Uganda’s health system has both private and government funded facilities. The government regulates operations of all healthcare facilities. Private companies invest in hospitals, clinics, and pharmacies. There is no national health insurance coverage, however there is private health insurance provided by insurance companies. Health insurance coverage is low, estimated to be under 0.5% of GDP. Several hospitals also run their own health insurance schemes. Uganda’s medical facilities are attracting U.S. investors, especially in private medical care and oncology. Health received 6% of the 2023/24 national budget, but donor funding comprises nearly 80% of resources. Increasingly, the government is considering public-private-partnerships for healthcare investment, where government contributes land, and private investors build and operate a facility. Uganda has 23 sites licensed for the manufacture of medicines and health supplies, although only 13 of these are involved in commercial production of pharmaceuticals. The Uganda Virus Research Institute (UVRI), a government research institute, is a World Health Organization (WHO) certified yellow fever regional reference lab - the only certified yellow fever reference laboratory in Eastern Africa.
Challenges to developing the sector include the following:
- Technology, machinery, and the associated high-skilled expertise are sourced from outside Uganda.
- Uganda’s pharmaceutical sector depends on importing active pharmaceutical ingredients and almost all excipients and some packaging materials.

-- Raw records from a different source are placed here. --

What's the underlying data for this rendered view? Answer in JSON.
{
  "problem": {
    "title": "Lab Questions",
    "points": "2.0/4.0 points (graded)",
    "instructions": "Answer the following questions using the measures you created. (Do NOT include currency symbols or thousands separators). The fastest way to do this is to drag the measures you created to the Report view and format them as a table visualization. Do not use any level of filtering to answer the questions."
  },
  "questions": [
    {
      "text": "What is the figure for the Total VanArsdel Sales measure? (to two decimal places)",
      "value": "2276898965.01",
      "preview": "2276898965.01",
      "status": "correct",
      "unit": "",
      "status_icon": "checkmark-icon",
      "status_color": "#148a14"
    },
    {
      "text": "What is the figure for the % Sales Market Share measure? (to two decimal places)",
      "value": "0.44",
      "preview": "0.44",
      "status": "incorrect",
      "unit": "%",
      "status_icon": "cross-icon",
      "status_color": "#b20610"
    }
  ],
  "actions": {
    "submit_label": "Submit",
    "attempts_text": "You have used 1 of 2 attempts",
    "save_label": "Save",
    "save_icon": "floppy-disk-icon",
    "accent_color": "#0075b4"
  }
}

- Few Ugandan pharmaceutical manufacturers have automated production processes.
- High operating costs for manufacturers relying on backup generators.
- Few licensed cold and dry storage facilities to hold active pharmaceutical ingredients prior to final production.

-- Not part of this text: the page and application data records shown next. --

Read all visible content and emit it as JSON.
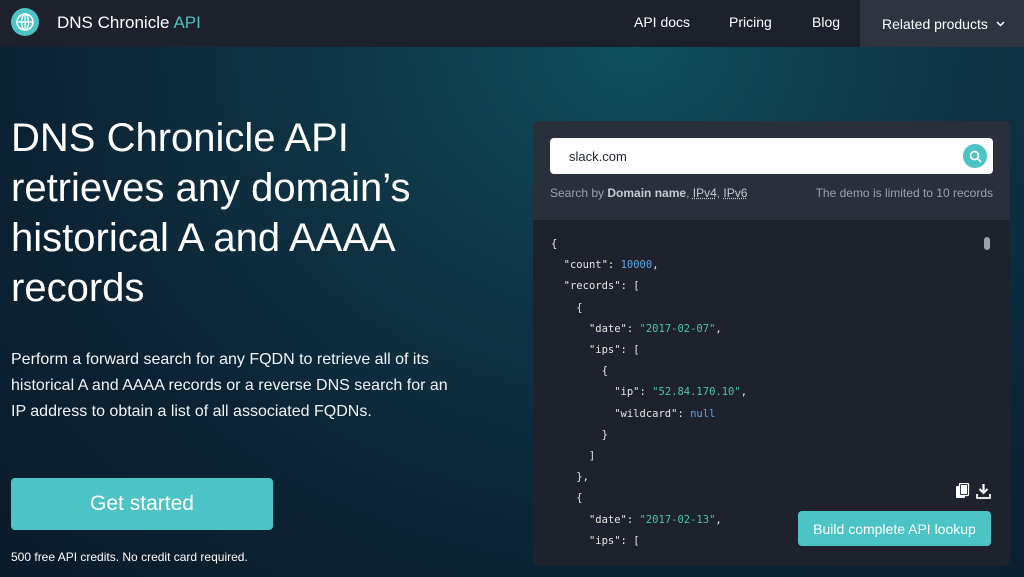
{
  "nav": {
    "brand_name": "DNS Chronicle",
    "brand_suffix": "API",
    "links": [
      "API docs",
      "Pricing",
      "Blog"
    ],
    "related": "Related products"
  },
  "hero": {
    "title": "DNS Chronicle API retrieves any domain’s historical A and AAAA records",
    "description": "Perform a forward search for any FQDN to retrieve all of its historical A and AAAA records or a reverse DNS search for an IP address to obtain a list of all associated FQDNs.",
    "cta": "Get started",
    "note": "500 free API credits. No credit card required."
  },
  "demo": {
    "search_value": "slack.com",
    "hint_prefix": "Search by",
    "hint_domain": "Domain name",
    "hint_ipv4": "IPv4",
    "hint_ipv6": "IPv6",
    "limit_note": "The demo is limited to 10 records",
    "build_button": "Build complete API lookup",
    "json": {
      "count_key": "\"count\"",
      "count_value": "10000",
      "records_key": "\"records\"",
      "date_key": "\"date\"",
      "date1": "\"2017-02-07\"",
      "ips_key": "\"ips\"",
      "ip_key": "\"ip\"",
      "ip1": "\"52.84.170.10\"",
      "wildcard_key": "\"wildcard\"",
      "wildcard_value": "null",
      "date2": "\"2017-02-13\""
    }
  },
  "icons": {
    "logo": "globe-icon",
    "search": "search-icon",
    "copy": "copy-icon",
    "download": "download-icon",
    "dropdown": "chevron-down-icon"
  },
  "colors": {
    "accent": "#4cc3c4",
    "nav_bg": "#1c212b",
    "panel_bg": "#1d222c",
    "json_string": "#4cc3a4",
    "json_number": "#5aa6e8"
  }
}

- Limited capacity and infrastructure for regulation and quality control.
Equipment: With Uganda’s lack of medical infrastructure and large influx of donor support for health programs, demand for medical equipment continues to rise. Equipment in demand includes record management equipment and systems, ultrasound, electrocardiographs, obstetric dopplers, pulse oximeters, ventilators, cardiac echo machines, treadmill stress machines, and lab equipment (including equipment needed for microbiology, hematology, chemistry, and histopathology).

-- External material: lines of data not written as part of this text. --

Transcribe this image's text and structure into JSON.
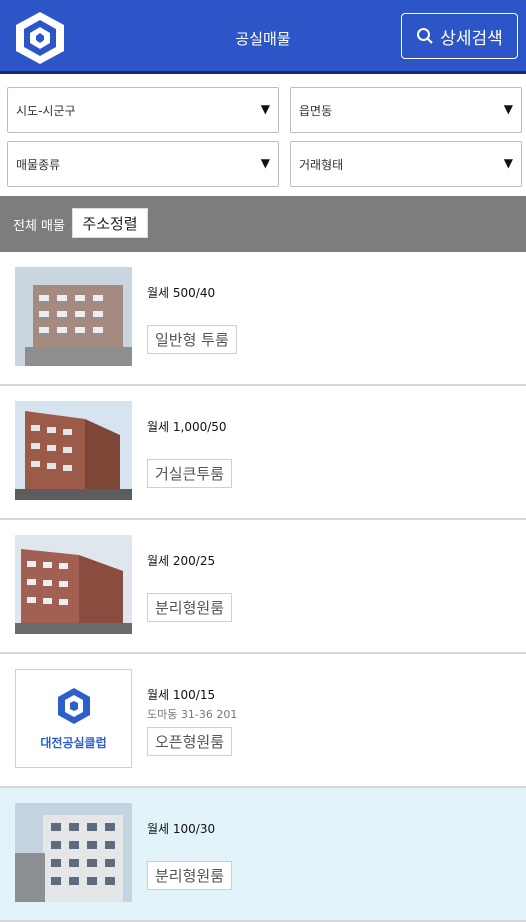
{
  "header": {
    "title": "공실매물",
    "detail_search_label": "상세검색"
  },
  "filters": {
    "sido": "시도-시군구",
    "eup": "읍면동",
    "type": "매물종류",
    "deal": "거래형태"
  },
  "sortbar": {
    "all_label": "전체 매물",
    "sort_label": "주소정렬"
  },
  "listings": [
    {
      "price": "월세 500/40",
      "addr": "",
      "tag": "일반형 투룸"
    },
    {
      "price": "월세 1,000/50",
      "addr": "",
      "tag": "거실큰투룸"
    },
    {
      "price": "월세 200/25",
      "addr": "",
      "tag": "분리형원룸"
    },
    {
      "price": "월세 100/15",
      "addr": "도마동 31-36 201",
      "tag": "오픈형원룸",
      "logo_text": "대전공실클럽"
    },
    {
      "price": "월세 100/30",
      "addr": "",
      "tag": "분리형원룸"
    }
  ],
  "colors": {
    "header": "#2c55c8",
    "sortbar": "#7d7d7d",
    "highlight": "#e3f3fa",
    "brand": "#2c5fc9"
  }
}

Generic pharmaceutical manufacturing: Uganda still imports approximately 80% of its essential medicines and health supplies. Based on Uganda’s strong demand for medical services and the government’s favorable tax policies for manufacturing facilities, manufacturing generic pharmaceuticals remains a profitable opportunity for investors.